Stratified random sampling guarantees that population subdivisions of interest are represented in the sample. The estimates of parameters produced from stratified sampling have greater precision (i.e., smaller variance or dispersion) than estimates obtained from simple random sampling.

For example, investors may want to fully duplicate a bond index by owning all the bonds in the index in proportion to their market value weights. This is known as

- Divide the population of index bonds into groups with similar risk factors (e.g., issuer, duration/maturity, coupon rate, credit rating, call exposure, etc.). Each group is called a stratum or cell.
- Select a sample from each cell proportional to the relative market weighting of the cell in the index.

A stratified sample will ensure that at least one issue in each cell is included in the sample.

gurpix: How do I make sure that my sample is random |

tabulator: Nice little example about sex survey. |

achu: sampling distrib. defn: based on samples of SAME size. It is logical that different sample sizes can't be put together. |

jb1969: biased sample :It is important to realize that it is the method used to create the sample not the actual make up of the sample itself that defines the bias. Random sample very different from the population is randomly very different but not biased. |

sgossett86: You guys are a trip. Except the smart ones. You're cool. |

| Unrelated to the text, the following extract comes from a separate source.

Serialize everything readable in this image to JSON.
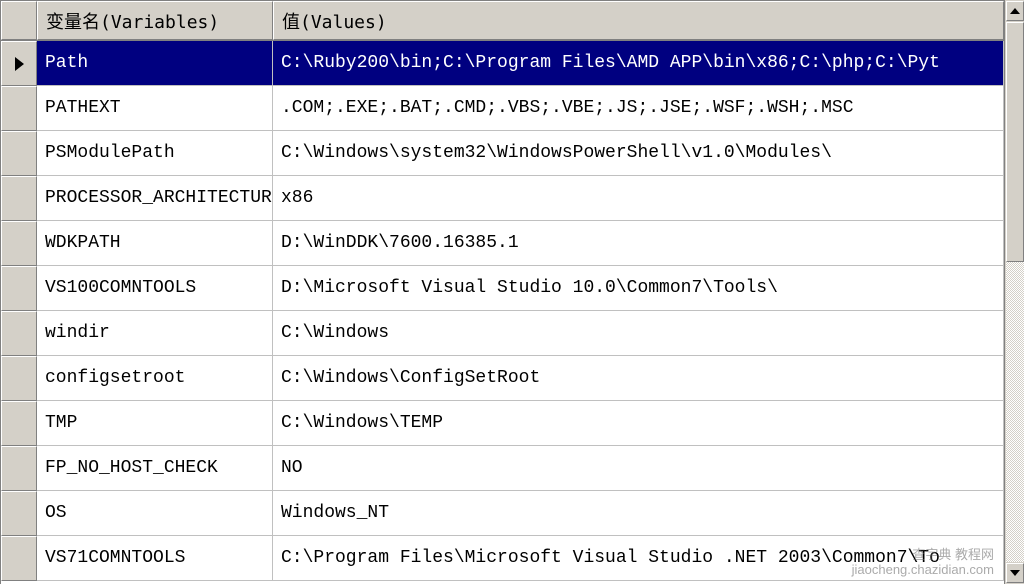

Yrazzaq88: @gurpix:- No bias in your selection - You could use a random generator on a computer - You could randomly select, by not knowing which is which. |